[RECORDS PROVIDED Boundary: Start]

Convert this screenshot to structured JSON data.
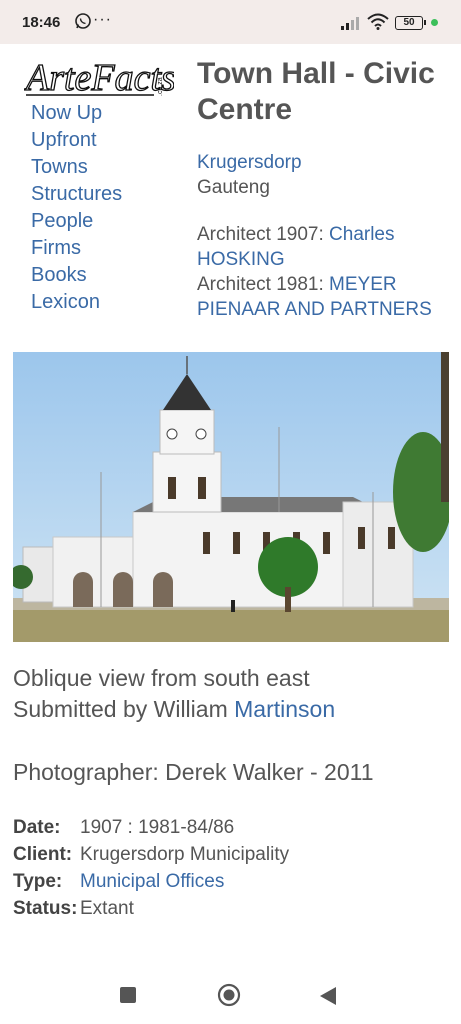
{
  "status": {
    "time": "18:46",
    "battery": "50",
    "more": "···"
  },
  "logo": {
    "text": "ArteFacts",
    "suffix": ".co.za"
  },
  "nav": [
    "Now Up",
    "Upfront",
    "Towns",
    "Structures",
    "People",
    "Firms",
    "Books",
    "Lexicon"
  ],
  "title": "Town Hall - Civic Centre",
  "location": {
    "town": "Krugersdorp",
    "province": "Gauteng"
  },
  "architects": [
    {
      "label": "Architect 1907: ",
      "name": "Charles HOSKING"
    },
    {
      "label": "Architect 1981: ",
      "name": "MEYER PIENAAR AND PARTNERS"
    }
  ],
  "caption": {
    "text": "Oblique view from south east",
    "submitted_label": "Submitted by William ",
    "submitted_link": "Martinson"
  },
  "photographer": "Photographer: Derek Walker - 2011",
  "meta": {
    "date_label": "Date:",
    "date_value": "1907 : 1981-84/86",
    "client_label": "Client:",
    "client_value": "Krugersdorp Municipality",
    "type_label": "Type:",
    "type_value": "Municipal Offices",
    "status_label": "Status:",
    "status_value": "Extant"
  },
  "colors": {
    "link": "#3a6aa6",
    "text": "#555555",
    "statusbar": "#f3ecea"
  }
}
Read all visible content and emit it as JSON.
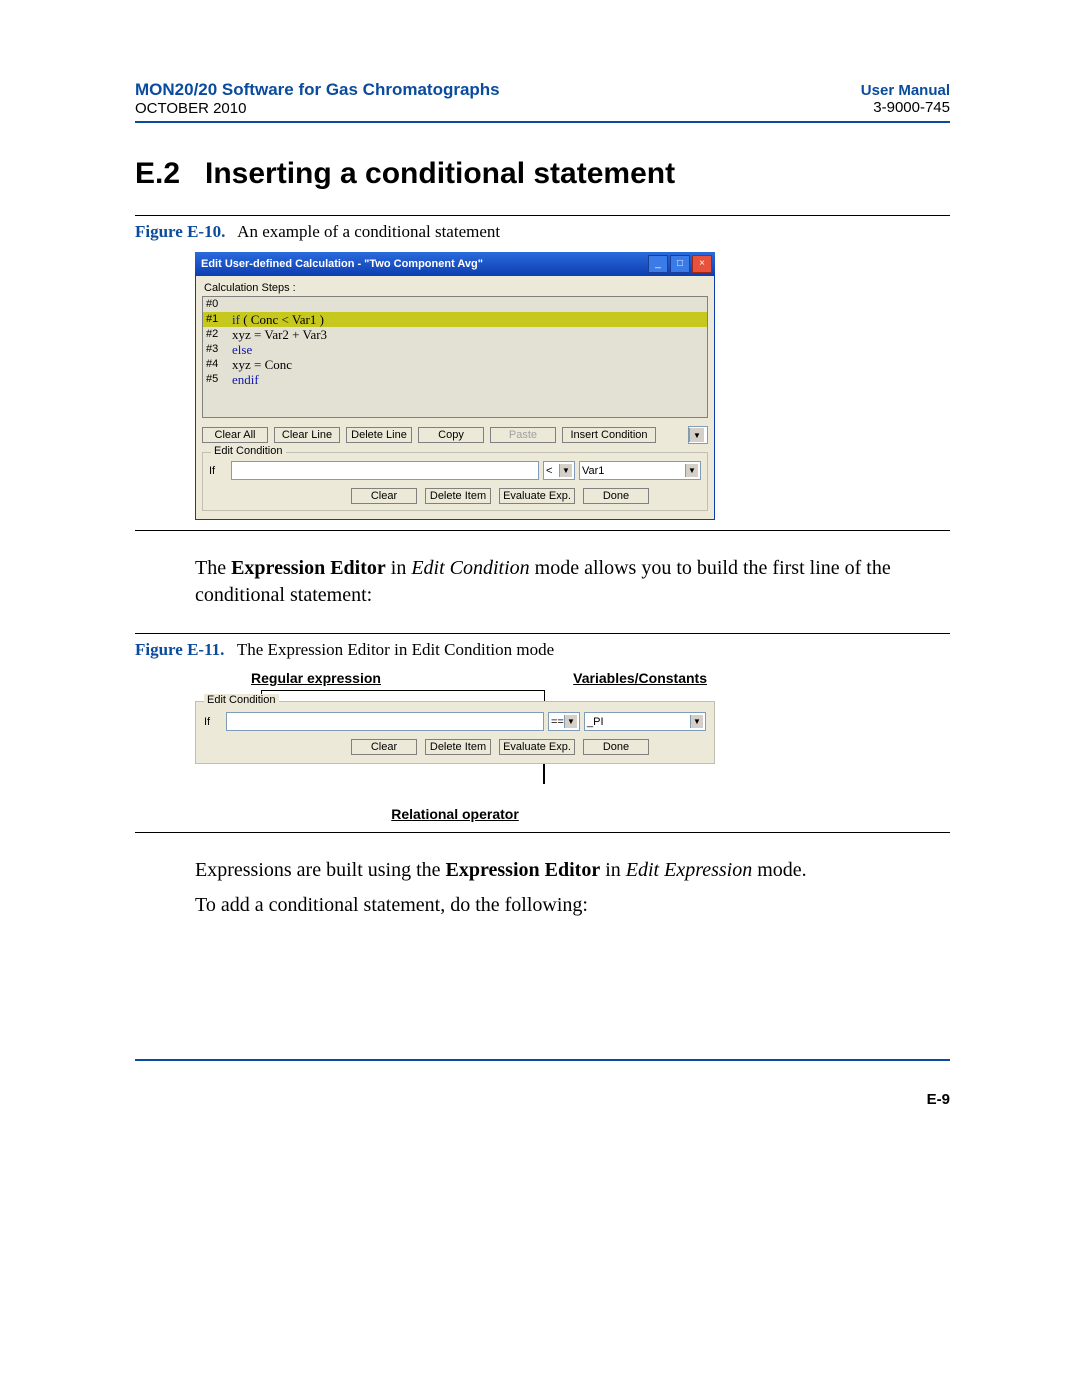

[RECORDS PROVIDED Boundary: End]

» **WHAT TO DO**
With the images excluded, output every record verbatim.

» **RESULT OF THE TASK**
Convert this screenshot to structured JSON data.
{
  "status": {
    "time": "18:46",
    "battery": "50",
    "more": "···"
  },
  "logo": {
    "text": "ArteFacts",
    "suffix": ".co.za"
  },
  "nav": [
    "Now Up",
    "Upfront",
    "Towns",
    "Structures",
    "People",
    "Firms",
    "Books",
    "Lexicon"
  ],
  "title": "Town Hall - Civic Centre",
  "location": {
    "town": "Krugersdorp",
    "province": "Gauteng"
  },
  "architects": [
    {
      "label": "Architect 1907: ",
      "name": "Charles HOSKING"
    },
    {
      "label": "Architect 1981: ",
      "name": "MEYER PIENAAR AND PARTNERS"
    }
  ],
  "caption": {
    "text": "Oblique view from south east",
    "submitted_label": "Submitted by William ",
    "submitted_link": "Martinson"
  },
  "photographer": "Photographer: Derek Walker - 2011",
  "meta": {
    "date_label": "Date:",
    "date_value": "1907 : 1981-84/86",
    "client_label": "Client:",
    "client_value": "Krugersdorp Municipality",
    "type_label": "Type:",
    "type_value": "Municipal Offices",
    "status_label": "Status:",
    "status_value": "Extant"
  },
  "colors": {
    "link": "#3a6aa6",
    "text": "#555555",
    "statusbar": "#f3ecea"
  }
}
Read all visible content and emit it as JSON.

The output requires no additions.